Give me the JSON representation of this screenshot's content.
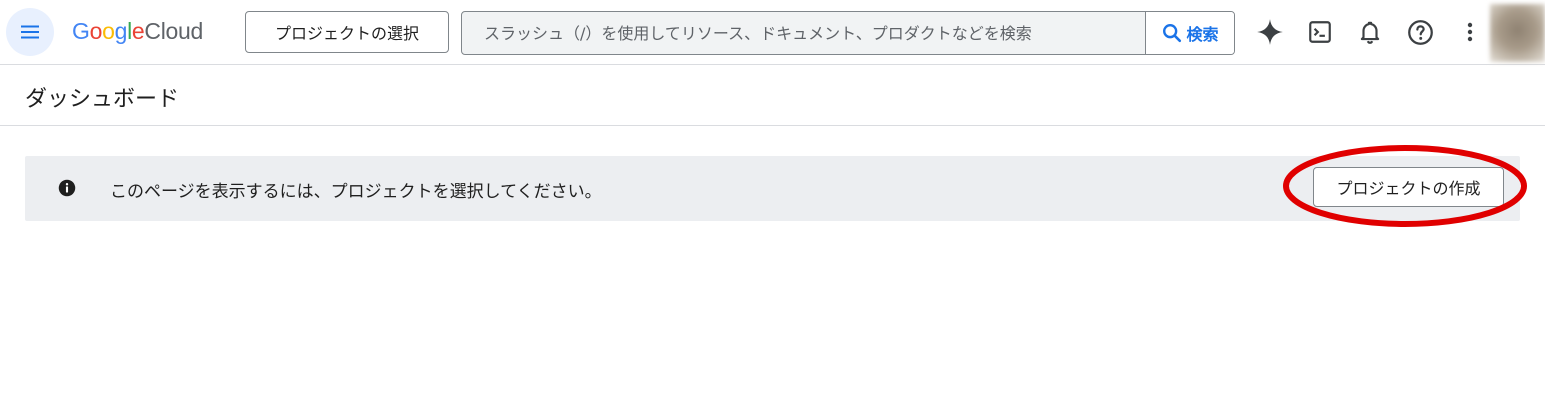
{
  "header": {
    "logo": {
      "google_letters": [
        "G",
        "o",
        "o",
        "g",
        "l",
        "e"
      ],
      "cloud": "Cloud"
    },
    "project_selector_label": "プロジェクトの選択",
    "search": {
      "placeholder": "スラッシュ（/）を使用してリソース、ドキュメント、プロダクトなどを検索",
      "button_label": "検索"
    },
    "icons": [
      "menu-icon",
      "gemini-icon",
      "cloud-shell-icon",
      "notifications-icon",
      "help-icon",
      "more-vert-icon"
    ]
  },
  "page": {
    "title": "ダッシュボード"
  },
  "banner": {
    "message": "このページを表示するには、プロジェクトを選択してください。",
    "create_button_label": "プロジェクトの作成"
  },
  "colors": {
    "google_blue": "#4285F4",
    "google_red": "#EA4335",
    "google_yellow": "#FBBC05",
    "google_green": "#34A853",
    "link_blue": "#1a73e8",
    "banner_bg": "#eceef1",
    "annotation_red": "#e00000"
  }
}
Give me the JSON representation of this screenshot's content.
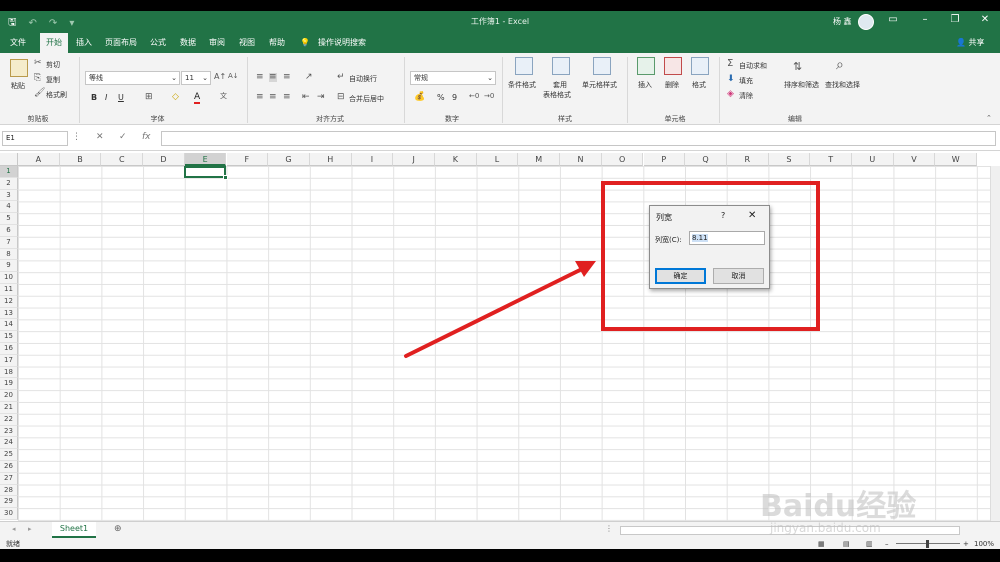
{
  "app": {
    "window_title": "工作簿1 - Excel",
    "user_name": "杨 鑫",
    "share_label": "共享"
  },
  "menu_tabs": [
    "文件",
    "开始",
    "插入",
    "页面布局",
    "公式",
    "数据",
    "审阅",
    "视图",
    "帮助"
  ],
  "active_tab": "开始",
  "tell_me": "操作说明搜索",
  "ribbon": {
    "clipboard": {
      "paste": "粘贴",
      "cut": "剪切",
      "copy": "复制",
      "format_painter": "格式刷",
      "group": "剪贴板"
    },
    "font": {
      "font_name": "等线",
      "font_size": "11",
      "bold": "B",
      "italic": "I",
      "underline": "U",
      "font_color": "A",
      "group": "字体"
    },
    "alignment": {
      "wrap_text": "自动换行",
      "merge_center": "合并后居中",
      "group": "对齐方式"
    },
    "number": {
      "format": "常规",
      "percent": "%",
      "comma": "9",
      "group": "数字"
    },
    "styles": {
      "conditional": "条件格式",
      "table_format_1": "套用",
      "table_format_2": "表格格式",
      "cell_styles": "单元格样式",
      "group": "样式"
    },
    "cells": {
      "insert": "插入",
      "delete": "删除",
      "format": "格式",
      "group": "单元格"
    },
    "editing": {
      "autosum": "自动求和",
      "fill": "填充",
      "clear": "清除",
      "sort_filter": "排序和筛选",
      "find_select": "查找和选择",
      "group": "编辑"
    }
  },
  "formula_bar": {
    "name_box": "E1",
    "cancel": "✕",
    "enter": "✓",
    "fx": "fx",
    "value": ""
  },
  "columns": [
    "A",
    "B",
    "C",
    "D",
    "E",
    "F",
    "G",
    "H",
    "I",
    "J",
    "K",
    "L",
    "M",
    "N",
    "O",
    "P",
    "Q",
    "R",
    "S",
    "T",
    "U",
    "V",
    "W"
  ],
  "selected_column": "E",
  "rows": [
    "1",
    "2",
    "3",
    "4",
    "5",
    "6",
    "7",
    "8",
    "9",
    "10",
    "11",
    "12",
    "13",
    "14",
    "15",
    "16",
    "17",
    "18",
    "19",
    "20",
    "21",
    "22",
    "23",
    "24",
    "25",
    "26",
    "27",
    "28",
    "29",
    "30"
  ],
  "selected_row": "1",
  "sheet_tabs": [
    "Sheet1"
  ],
  "status": {
    "ready": "就绪",
    "zoom": "100%"
  },
  "dialog": {
    "title": "列宽",
    "help": "?",
    "close": "✕",
    "label": "列宽(C):",
    "value": "8.11",
    "ok": "确定",
    "cancel": "取消"
  },
  "watermark": {
    "logo": "Baidu经验",
    "url": "jingyan.baidu.com"
  },
  "colors": {
    "excel_green": "#217346",
    "annotation_red": "#e02020",
    "dialog_accent": "#0078d7"
  }
}
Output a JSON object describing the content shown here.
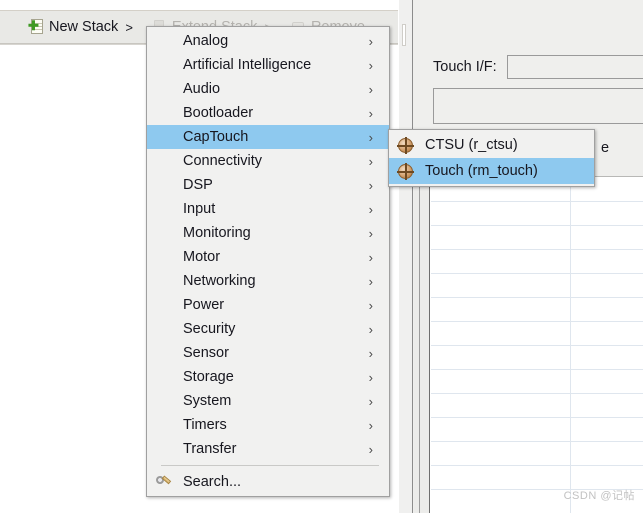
{
  "toolbar": {
    "items": [
      {
        "label": "New Stack",
        "arrow": ">",
        "icon": "new-stack-icon",
        "disabled": false
      },
      {
        "label": "Extend Stack",
        "arrow": ">",
        "icon": "extend-stack-icon",
        "disabled": true
      },
      {
        "label": "Remove",
        "arrow": "",
        "icon": "remove-icon",
        "disabled": true
      }
    ]
  },
  "menu": {
    "items": [
      {
        "label": "Analog",
        "caret": "›"
      },
      {
        "label": "Artificial Intelligence",
        "caret": "›"
      },
      {
        "label": "Audio",
        "caret": "›"
      },
      {
        "label": "Bootloader",
        "caret": "›"
      },
      {
        "label": "CapTouch",
        "caret": "›"
      },
      {
        "label": "Connectivity",
        "caret": "›"
      },
      {
        "label": "DSP",
        "caret": "›"
      },
      {
        "label": "Input",
        "caret": "›"
      },
      {
        "label": "Monitoring",
        "caret": "›"
      },
      {
        "label": "Motor",
        "caret": "›"
      },
      {
        "label": "Networking",
        "caret": "›"
      },
      {
        "label": "Power",
        "caret": "›"
      },
      {
        "label": "Security",
        "caret": "›"
      },
      {
        "label": "Sensor",
        "caret": "›"
      },
      {
        "label": "Storage",
        "caret": "›"
      },
      {
        "label": "System",
        "caret": "›"
      },
      {
        "label": "Timers",
        "caret": "›"
      },
      {
        "label": "Transfer",
        "caret": "›"
      }
    ],
    "selected_index": 4,
    "search": {
      "label": "Search...",
      "icon": "search-icon"
    }
  },
  "submenu": {
    "parent": "CapTouch",
    "items": [
      {
        "label": "CTSU (r_ctsu)",
        "icon": "ctsu-module-icon",
        "selected": false
      },
      {
        "label": "Touch (rm_touch)",
        "icon": "touch-module-icon",
        "selected": true
      }
    ]
  },
  "properties_panel": {
    "touch_if_label": "Touch I/F:",
    "touch_if_value": "",
    "touch_if_placeholder": "",
    "secondary_value": "",
    "occluded_text": "e"
  },
  "colors": {
    "menu_background": "#f1f1f0",
    "menu_border": "#a0a0a0",
    "selection_blue": "#8ec9ef",
    "toolbar_background": "#e9e9e6",
    "panel_background": "#efefed",
    "disabled_text": "#b4b2ae",
    "grid_line": "#dfe6ee",
    "icon_copper": "#b98146",
    "accent_green": "#3f9a24"
  },
  "watermark": {
    "text": "CSDN @记帖"
  }
}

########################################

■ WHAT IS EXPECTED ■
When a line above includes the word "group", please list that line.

■ EXPECTED ANSWER ■
      "group": "剪贴板"
      "group": "字体"
      "group": "对齐方式"
      "group": "数字"
      "group": "样式"
      "group": "单元格"
      "group": "编辑"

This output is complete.